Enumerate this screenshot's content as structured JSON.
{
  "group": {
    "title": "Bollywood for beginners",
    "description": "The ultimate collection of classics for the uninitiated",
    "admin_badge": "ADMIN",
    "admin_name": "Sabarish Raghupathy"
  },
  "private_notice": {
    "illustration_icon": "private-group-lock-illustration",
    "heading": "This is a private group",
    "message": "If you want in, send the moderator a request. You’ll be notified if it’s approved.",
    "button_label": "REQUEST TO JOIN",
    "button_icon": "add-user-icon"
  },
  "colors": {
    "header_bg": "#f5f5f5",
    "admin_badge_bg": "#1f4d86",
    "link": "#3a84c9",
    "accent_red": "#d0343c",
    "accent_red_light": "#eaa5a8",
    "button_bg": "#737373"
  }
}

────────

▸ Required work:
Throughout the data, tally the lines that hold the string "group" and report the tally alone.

▸ Answer section:
3